▶ Goal of the exercise: Show, from the records below, all lines that contain the word "activity".

----------

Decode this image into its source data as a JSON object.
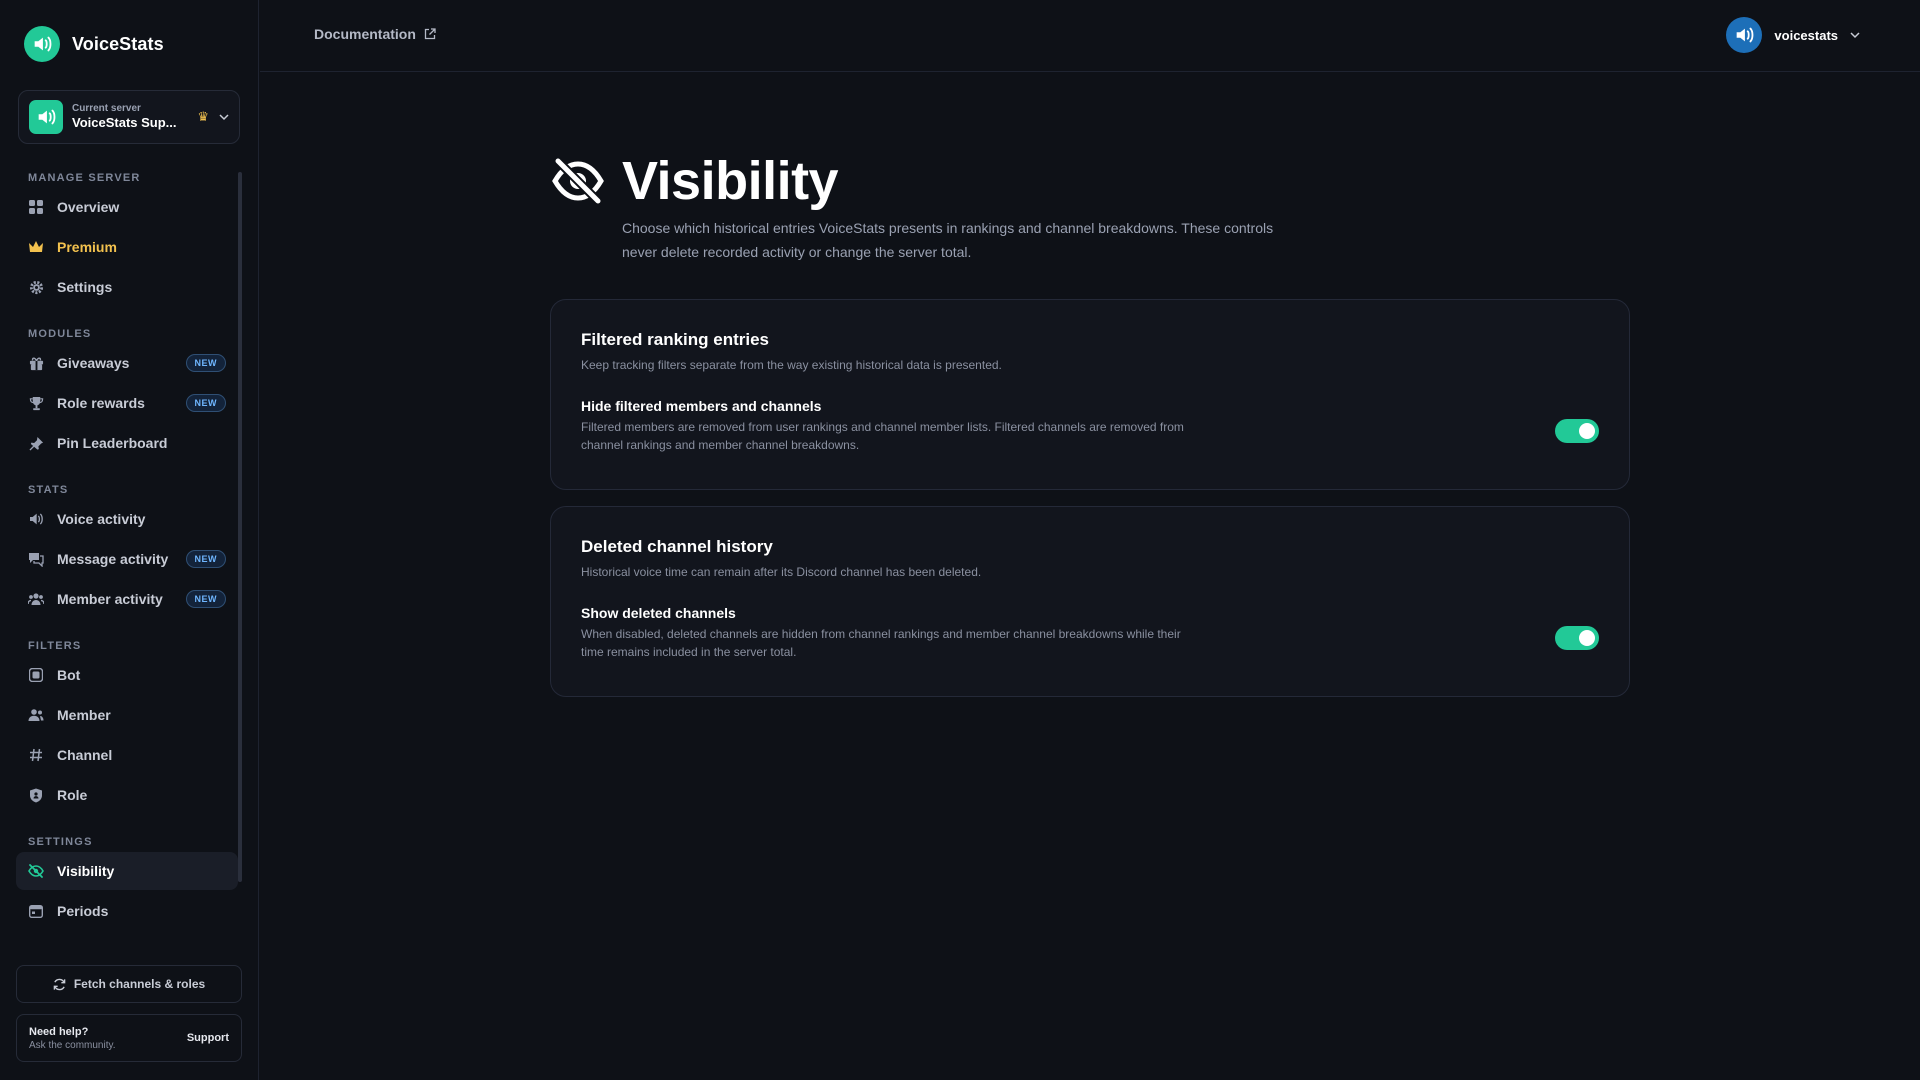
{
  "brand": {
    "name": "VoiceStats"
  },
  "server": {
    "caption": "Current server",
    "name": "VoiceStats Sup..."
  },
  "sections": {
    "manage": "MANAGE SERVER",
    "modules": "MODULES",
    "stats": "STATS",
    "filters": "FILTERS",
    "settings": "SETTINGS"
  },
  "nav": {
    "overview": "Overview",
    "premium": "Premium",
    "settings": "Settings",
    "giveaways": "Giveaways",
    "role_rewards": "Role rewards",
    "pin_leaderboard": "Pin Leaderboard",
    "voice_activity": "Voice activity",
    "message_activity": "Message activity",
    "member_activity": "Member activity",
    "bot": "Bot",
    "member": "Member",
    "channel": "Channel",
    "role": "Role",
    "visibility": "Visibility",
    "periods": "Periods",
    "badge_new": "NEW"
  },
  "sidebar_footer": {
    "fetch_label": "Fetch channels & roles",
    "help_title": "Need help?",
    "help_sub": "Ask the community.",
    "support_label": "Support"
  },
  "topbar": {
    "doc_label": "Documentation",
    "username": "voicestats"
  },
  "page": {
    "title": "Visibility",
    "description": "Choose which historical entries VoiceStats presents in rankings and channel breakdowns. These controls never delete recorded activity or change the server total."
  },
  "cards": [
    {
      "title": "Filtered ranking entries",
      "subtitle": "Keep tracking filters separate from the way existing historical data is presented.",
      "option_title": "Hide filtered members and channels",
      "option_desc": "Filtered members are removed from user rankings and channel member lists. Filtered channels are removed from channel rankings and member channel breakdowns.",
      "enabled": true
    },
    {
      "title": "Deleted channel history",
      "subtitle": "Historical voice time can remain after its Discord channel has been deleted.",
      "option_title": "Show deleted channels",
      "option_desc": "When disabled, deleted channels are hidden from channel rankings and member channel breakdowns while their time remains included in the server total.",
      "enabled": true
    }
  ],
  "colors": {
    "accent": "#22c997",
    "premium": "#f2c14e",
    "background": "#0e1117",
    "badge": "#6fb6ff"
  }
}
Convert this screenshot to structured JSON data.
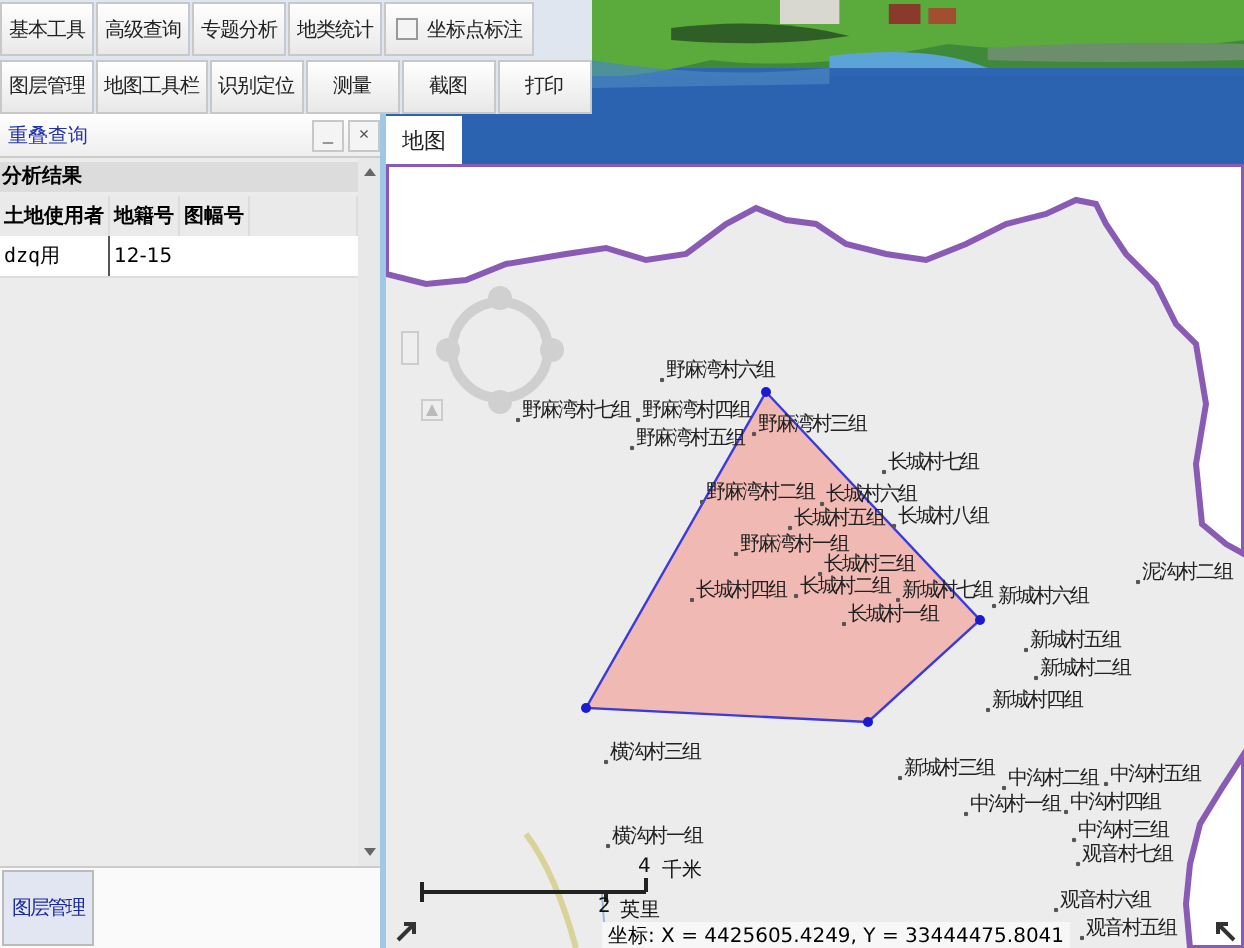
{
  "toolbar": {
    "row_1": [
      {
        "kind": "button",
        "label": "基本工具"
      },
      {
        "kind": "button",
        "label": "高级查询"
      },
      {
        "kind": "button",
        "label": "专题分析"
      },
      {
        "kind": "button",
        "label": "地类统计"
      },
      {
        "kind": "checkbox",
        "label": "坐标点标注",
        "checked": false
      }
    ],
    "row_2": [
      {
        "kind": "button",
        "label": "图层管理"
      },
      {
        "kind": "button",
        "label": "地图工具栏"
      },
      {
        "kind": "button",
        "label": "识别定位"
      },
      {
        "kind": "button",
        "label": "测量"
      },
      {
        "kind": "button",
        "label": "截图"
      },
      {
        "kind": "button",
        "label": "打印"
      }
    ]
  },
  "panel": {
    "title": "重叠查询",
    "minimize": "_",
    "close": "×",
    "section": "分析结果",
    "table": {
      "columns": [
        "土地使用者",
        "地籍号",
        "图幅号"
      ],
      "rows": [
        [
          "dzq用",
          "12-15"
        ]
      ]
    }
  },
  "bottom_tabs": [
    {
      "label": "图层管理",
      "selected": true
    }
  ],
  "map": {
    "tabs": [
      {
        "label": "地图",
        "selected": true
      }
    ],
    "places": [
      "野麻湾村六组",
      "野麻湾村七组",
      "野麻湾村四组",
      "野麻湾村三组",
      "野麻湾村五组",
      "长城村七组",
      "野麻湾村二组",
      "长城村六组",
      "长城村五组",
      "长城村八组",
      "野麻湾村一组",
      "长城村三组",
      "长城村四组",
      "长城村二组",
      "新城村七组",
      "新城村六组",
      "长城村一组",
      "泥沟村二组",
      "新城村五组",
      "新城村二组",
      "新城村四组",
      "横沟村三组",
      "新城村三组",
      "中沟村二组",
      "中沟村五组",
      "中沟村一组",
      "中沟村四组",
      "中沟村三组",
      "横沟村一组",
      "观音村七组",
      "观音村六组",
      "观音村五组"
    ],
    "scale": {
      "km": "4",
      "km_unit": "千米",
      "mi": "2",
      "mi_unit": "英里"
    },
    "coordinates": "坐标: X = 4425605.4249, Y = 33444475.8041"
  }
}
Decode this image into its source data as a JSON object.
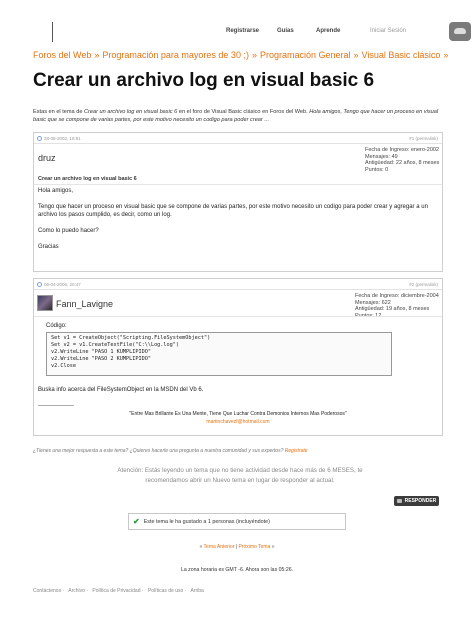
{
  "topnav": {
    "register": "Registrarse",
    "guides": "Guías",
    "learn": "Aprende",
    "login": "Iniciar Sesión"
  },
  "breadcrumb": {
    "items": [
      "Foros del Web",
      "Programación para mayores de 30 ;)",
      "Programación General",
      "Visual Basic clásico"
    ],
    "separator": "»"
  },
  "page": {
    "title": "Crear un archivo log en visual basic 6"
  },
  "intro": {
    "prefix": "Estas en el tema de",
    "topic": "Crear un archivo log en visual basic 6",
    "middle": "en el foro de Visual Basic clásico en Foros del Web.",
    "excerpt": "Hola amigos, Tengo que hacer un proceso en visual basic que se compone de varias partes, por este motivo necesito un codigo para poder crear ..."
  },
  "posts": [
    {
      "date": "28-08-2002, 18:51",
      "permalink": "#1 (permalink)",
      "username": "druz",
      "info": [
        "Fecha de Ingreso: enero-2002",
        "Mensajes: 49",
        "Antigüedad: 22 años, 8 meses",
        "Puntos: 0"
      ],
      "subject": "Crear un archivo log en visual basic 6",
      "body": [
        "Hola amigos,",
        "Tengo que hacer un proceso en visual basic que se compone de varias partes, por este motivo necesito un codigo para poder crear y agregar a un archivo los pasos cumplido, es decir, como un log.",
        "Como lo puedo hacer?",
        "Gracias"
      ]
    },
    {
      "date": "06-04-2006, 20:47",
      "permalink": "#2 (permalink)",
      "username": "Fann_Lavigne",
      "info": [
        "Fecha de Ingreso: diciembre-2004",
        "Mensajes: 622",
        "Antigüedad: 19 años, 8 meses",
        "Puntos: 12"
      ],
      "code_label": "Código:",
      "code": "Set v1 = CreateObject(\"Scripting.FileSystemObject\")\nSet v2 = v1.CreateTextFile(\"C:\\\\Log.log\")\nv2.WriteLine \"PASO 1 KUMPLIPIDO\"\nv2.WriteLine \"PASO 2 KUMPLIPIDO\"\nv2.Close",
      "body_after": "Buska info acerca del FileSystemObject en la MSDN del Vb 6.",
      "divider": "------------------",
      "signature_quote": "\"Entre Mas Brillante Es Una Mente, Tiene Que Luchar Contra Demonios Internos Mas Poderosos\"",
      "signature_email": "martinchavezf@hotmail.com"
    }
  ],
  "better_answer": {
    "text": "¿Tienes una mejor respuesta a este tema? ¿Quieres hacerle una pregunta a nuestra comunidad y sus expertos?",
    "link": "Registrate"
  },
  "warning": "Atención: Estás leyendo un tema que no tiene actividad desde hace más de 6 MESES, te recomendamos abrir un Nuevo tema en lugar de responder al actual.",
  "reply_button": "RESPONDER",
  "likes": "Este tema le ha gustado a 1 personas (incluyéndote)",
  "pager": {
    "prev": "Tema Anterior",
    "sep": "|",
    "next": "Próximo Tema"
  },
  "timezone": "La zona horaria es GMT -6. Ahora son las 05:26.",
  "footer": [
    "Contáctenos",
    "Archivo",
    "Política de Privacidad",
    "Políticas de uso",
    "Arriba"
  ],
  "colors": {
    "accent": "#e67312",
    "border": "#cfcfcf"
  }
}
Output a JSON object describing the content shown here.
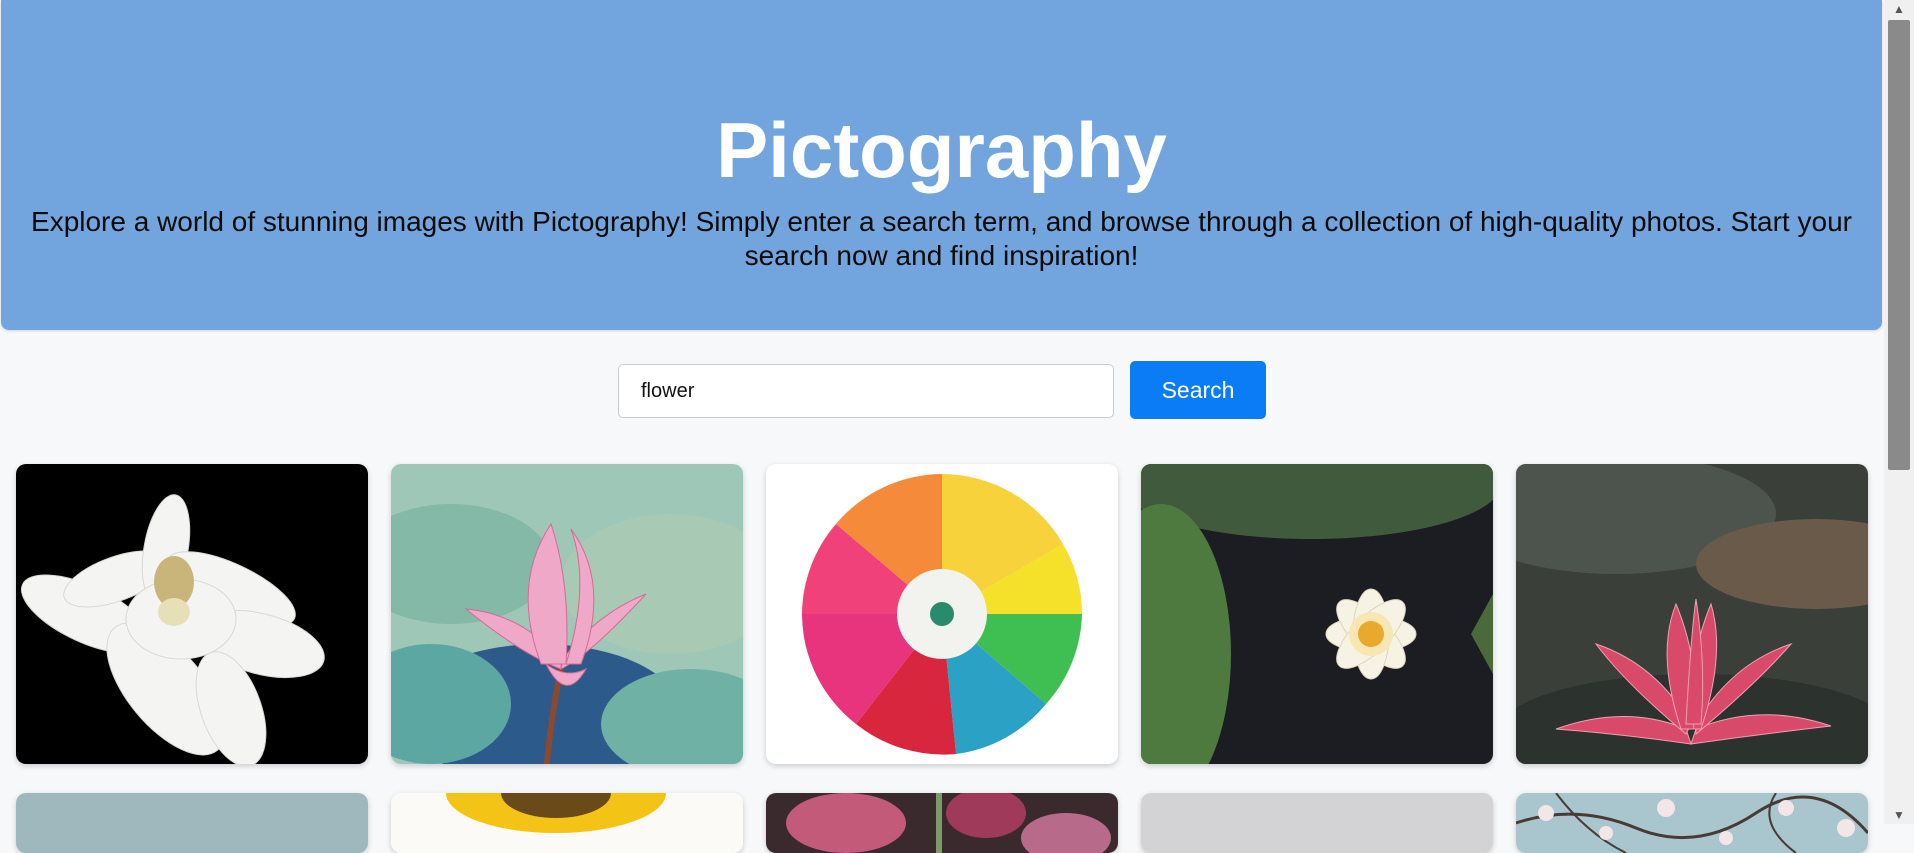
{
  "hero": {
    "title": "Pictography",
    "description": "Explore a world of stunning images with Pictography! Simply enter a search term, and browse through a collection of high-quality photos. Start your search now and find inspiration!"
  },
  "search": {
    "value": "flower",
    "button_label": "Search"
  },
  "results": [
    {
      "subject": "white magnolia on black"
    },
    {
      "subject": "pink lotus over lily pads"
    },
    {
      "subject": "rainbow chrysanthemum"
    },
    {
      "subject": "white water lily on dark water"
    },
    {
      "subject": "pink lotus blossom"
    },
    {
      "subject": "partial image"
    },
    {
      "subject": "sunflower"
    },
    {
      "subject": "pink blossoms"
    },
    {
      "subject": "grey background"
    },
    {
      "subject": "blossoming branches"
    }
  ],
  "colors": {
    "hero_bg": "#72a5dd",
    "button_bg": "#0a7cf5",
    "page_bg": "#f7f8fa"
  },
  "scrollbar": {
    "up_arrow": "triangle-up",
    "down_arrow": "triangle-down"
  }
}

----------

▶ Exercise output:
    "voice_activity": "Voice activity",
    "message_activity": "Message activity",
    "member_activity": "Member activity",
    "description": "Choose which historical entries VoiceStats presents in rankings and channel breakdowns. These controls never delete recorded activity or change the server total."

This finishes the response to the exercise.